» **WHAT IS NEEDED**
Find the lines below that contain the string "text". Copy each one.
START INFORMATION PROVIDED
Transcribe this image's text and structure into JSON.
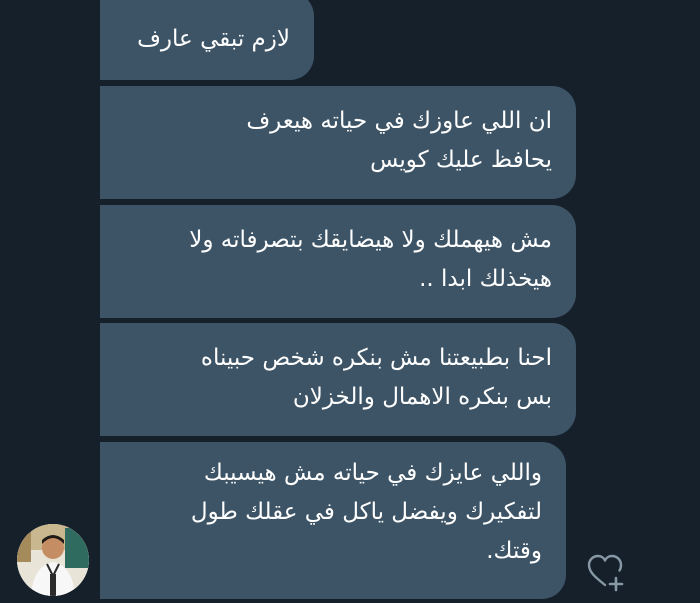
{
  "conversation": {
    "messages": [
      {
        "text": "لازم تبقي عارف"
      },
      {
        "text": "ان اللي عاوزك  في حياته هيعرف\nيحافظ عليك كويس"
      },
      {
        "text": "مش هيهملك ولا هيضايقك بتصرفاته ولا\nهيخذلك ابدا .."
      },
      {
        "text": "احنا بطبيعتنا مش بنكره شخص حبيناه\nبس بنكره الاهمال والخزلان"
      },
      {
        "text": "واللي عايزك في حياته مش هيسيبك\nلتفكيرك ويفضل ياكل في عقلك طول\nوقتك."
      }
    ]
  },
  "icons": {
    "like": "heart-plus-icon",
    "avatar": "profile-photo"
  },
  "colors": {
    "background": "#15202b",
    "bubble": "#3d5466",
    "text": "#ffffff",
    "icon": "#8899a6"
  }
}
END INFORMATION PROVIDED
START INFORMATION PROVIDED
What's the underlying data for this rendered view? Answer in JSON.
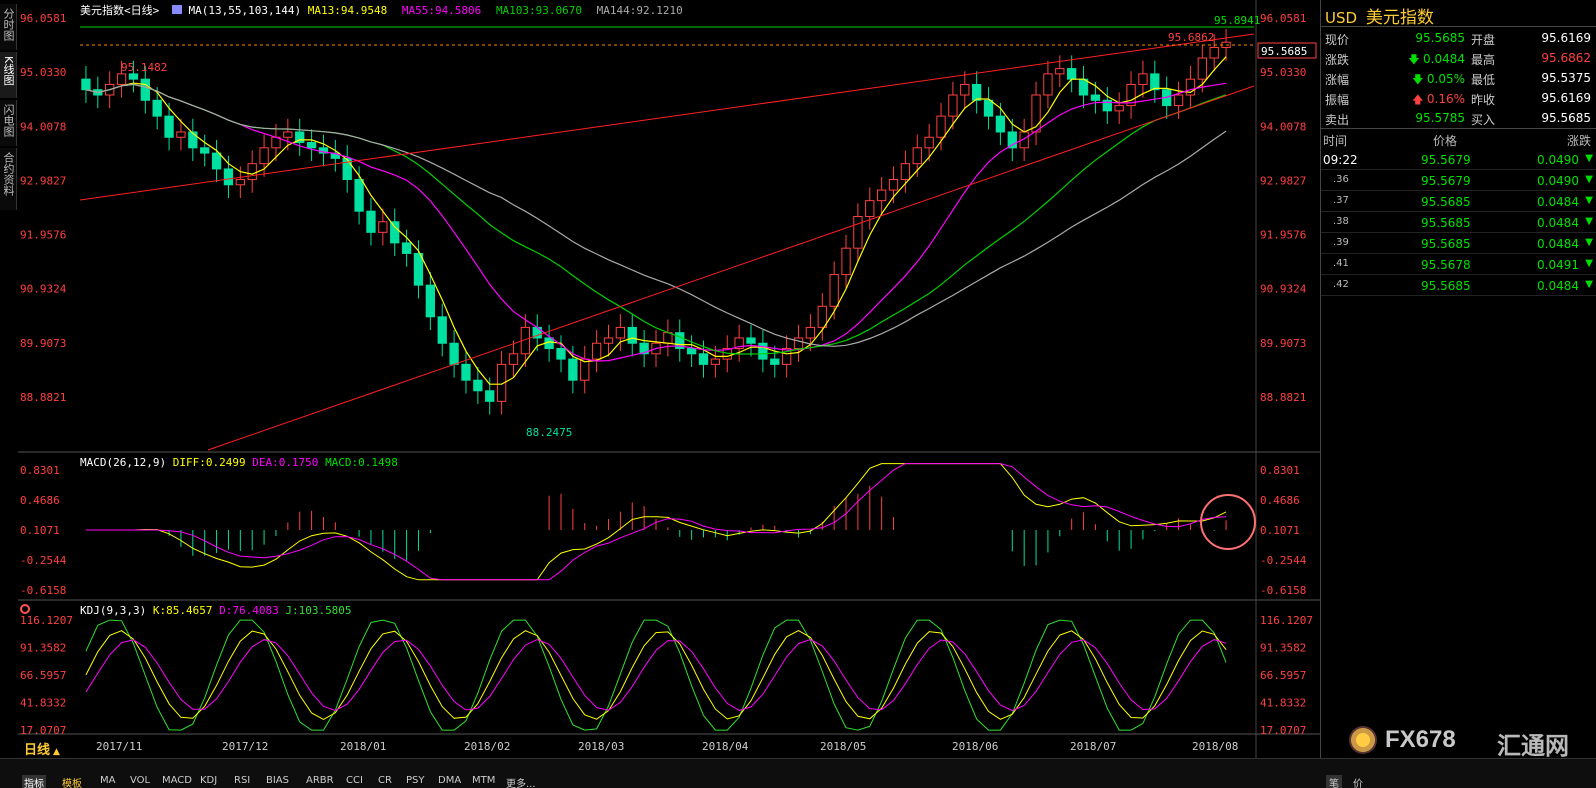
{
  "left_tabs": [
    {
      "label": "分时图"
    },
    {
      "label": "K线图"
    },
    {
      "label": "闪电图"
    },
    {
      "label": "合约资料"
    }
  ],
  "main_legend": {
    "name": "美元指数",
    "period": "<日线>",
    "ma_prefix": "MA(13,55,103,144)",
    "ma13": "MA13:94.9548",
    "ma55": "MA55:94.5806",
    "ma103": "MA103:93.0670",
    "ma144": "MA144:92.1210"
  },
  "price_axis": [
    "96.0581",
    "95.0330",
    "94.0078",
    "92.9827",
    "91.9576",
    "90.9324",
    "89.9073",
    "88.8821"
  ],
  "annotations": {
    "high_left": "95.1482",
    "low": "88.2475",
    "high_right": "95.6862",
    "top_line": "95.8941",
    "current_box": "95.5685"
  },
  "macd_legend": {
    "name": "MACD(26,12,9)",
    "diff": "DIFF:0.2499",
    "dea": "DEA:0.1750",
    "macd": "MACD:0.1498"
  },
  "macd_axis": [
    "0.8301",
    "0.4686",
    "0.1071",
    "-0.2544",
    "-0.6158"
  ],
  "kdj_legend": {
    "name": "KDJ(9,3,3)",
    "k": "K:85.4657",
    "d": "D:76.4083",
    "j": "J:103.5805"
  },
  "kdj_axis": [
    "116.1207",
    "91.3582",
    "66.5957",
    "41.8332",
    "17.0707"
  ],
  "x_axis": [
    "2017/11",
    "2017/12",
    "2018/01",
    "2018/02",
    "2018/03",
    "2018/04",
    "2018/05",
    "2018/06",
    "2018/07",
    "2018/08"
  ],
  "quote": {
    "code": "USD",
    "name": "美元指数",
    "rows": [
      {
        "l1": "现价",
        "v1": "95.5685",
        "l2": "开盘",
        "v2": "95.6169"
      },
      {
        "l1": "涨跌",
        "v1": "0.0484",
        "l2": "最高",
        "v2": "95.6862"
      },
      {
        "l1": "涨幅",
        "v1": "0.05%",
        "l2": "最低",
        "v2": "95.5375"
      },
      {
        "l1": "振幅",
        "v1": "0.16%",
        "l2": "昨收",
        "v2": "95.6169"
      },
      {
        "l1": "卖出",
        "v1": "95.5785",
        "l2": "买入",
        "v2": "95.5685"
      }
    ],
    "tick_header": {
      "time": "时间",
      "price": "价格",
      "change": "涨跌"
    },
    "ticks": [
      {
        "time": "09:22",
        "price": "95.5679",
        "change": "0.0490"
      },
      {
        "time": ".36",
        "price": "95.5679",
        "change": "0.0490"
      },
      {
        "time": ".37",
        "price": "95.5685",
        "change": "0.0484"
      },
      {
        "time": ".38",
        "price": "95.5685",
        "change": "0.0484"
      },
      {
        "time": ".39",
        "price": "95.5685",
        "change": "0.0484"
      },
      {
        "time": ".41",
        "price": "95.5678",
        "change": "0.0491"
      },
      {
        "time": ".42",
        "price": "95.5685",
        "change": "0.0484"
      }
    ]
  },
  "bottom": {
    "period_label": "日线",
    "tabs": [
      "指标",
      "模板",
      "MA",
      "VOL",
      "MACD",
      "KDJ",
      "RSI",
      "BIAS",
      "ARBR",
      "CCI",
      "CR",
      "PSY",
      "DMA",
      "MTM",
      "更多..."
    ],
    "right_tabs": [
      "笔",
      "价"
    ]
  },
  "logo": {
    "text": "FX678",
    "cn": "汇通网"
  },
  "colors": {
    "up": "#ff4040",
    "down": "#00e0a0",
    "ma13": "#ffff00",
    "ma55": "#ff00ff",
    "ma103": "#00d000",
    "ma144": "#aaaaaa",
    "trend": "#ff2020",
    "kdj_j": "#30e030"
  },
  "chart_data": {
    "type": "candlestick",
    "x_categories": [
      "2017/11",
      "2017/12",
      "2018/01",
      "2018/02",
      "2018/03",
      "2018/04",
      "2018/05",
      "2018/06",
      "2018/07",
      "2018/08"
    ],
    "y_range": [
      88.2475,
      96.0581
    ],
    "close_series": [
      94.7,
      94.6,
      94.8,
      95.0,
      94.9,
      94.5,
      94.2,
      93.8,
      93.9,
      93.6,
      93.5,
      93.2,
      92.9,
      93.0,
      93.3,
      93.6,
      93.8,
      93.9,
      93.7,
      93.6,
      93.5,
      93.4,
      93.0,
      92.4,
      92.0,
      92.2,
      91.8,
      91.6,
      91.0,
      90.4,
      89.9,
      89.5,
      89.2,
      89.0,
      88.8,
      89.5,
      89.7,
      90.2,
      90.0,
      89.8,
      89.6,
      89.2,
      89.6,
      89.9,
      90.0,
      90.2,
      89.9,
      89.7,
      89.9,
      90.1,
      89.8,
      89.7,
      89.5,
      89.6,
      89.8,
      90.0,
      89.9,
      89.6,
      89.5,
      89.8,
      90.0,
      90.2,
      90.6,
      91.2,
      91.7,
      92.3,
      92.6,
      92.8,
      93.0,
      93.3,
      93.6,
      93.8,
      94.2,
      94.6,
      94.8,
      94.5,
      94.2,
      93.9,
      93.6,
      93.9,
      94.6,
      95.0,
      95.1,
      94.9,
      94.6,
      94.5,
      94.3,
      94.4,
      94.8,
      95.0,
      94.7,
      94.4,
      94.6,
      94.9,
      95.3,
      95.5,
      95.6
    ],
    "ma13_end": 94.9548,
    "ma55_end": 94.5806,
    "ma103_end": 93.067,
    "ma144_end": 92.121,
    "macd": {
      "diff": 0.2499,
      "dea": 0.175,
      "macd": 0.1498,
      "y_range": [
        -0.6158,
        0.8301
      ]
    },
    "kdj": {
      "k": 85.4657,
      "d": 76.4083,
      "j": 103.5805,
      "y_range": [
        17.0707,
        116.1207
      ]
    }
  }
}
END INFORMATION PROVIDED
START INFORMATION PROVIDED
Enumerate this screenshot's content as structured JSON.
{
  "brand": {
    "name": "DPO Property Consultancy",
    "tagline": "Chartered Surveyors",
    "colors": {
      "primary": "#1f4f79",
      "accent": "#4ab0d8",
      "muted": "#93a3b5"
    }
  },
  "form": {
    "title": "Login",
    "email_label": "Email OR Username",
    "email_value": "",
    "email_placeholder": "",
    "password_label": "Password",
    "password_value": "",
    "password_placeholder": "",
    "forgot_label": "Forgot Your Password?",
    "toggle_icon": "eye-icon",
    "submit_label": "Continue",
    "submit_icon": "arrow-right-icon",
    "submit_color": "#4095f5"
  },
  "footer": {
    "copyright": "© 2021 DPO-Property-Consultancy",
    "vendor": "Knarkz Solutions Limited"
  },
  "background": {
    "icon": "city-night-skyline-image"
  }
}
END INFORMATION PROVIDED
» **RESULT FOR THIS TASK**
Transcribe this image's text and structure into JSON.
        "text": "لازم تبقي عارف"
        "text": "ان اللي عاوزك  في حياته هيعرف\nيحافظ عليك كويس"
        "text": "مش هيهملك ولا هيضايقك بتصرفاته ولا\nهيخذلك ابدا .."
        "text": "احنا بطبيعتنا مش بنكره شخص حبيناه\nبس بنكره الاهمال والخزلان"
        "text": "واللي عايزك في حياته مش هيسيبك\nلتفكيرك ويفضل ياكل في عقلك طول\nوقتك."
    "text": "#ffffff",
    "text": "FX678",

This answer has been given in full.